#### Data listing ####

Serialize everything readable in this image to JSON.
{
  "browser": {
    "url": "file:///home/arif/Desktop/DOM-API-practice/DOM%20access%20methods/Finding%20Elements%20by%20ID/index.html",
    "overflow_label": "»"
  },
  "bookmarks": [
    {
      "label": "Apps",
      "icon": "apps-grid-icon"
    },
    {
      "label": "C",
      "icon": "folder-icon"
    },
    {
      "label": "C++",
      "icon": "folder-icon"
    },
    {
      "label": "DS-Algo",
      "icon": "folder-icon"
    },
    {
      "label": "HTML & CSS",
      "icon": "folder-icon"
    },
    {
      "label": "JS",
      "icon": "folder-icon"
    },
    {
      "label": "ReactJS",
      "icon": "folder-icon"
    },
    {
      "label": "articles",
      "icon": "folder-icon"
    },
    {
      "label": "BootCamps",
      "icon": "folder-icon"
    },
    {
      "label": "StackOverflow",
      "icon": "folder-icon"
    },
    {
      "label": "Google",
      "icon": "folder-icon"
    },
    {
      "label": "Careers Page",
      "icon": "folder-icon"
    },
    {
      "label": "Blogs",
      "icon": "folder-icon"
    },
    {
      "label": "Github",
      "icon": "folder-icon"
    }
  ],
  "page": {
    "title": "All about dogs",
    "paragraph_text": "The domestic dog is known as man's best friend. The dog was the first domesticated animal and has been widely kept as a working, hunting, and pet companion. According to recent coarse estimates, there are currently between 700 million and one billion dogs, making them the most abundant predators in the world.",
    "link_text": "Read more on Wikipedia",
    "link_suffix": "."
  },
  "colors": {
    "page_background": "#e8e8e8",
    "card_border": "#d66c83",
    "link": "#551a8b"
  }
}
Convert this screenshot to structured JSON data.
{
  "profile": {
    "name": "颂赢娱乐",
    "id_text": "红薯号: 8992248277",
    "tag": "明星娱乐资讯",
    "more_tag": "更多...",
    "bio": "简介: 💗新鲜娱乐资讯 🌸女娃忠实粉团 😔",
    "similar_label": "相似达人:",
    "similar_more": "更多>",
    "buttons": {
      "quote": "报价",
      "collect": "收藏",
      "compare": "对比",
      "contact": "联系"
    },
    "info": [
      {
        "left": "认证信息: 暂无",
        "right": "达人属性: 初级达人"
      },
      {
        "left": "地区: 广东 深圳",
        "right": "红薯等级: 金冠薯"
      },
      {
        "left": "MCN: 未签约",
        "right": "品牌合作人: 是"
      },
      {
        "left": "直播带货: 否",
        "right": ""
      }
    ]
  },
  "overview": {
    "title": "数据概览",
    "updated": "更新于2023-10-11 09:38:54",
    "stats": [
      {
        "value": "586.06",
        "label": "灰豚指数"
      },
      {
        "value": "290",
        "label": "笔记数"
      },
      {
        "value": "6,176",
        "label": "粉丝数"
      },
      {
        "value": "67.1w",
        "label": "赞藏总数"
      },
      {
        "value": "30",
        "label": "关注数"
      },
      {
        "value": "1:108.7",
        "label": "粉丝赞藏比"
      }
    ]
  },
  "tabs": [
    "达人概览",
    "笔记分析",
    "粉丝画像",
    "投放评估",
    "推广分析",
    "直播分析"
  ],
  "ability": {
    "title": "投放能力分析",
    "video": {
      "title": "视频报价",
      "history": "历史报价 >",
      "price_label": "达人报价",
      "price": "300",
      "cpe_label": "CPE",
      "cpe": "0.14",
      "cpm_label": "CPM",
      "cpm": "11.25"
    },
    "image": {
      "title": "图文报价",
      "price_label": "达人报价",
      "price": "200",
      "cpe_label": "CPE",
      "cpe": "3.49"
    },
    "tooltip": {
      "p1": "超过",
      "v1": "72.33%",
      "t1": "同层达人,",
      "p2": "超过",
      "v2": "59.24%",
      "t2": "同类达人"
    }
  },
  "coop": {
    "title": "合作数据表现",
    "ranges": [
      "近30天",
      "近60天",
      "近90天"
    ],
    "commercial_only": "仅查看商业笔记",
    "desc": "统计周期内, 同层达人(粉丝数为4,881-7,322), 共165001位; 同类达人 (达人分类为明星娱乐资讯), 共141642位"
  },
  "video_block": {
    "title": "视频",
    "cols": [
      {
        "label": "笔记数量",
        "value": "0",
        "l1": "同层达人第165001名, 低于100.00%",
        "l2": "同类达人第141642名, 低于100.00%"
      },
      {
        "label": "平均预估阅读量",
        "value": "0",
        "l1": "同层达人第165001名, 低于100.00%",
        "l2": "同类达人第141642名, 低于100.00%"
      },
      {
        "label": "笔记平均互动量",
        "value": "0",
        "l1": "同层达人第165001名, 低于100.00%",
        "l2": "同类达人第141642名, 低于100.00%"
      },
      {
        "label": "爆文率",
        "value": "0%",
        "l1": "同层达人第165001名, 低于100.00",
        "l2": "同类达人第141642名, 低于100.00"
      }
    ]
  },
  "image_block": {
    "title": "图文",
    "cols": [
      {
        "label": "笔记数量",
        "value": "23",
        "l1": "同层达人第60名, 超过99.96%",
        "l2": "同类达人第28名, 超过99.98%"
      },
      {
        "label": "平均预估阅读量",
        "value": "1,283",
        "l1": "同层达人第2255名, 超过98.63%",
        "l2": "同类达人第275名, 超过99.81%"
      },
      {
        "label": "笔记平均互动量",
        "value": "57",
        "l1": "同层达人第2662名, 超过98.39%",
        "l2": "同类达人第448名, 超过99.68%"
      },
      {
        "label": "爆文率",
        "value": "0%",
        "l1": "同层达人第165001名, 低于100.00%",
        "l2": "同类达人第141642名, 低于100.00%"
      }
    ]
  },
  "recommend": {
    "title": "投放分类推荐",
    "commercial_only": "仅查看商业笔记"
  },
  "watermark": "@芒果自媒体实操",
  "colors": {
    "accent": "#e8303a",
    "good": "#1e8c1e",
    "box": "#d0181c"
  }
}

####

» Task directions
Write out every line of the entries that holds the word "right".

» Result of the task
        "right": "达人属性: 初级达人"
        "right": "红薯等级: 金冠薯"
        "right": "品牌合作人: 是"
        "right": ""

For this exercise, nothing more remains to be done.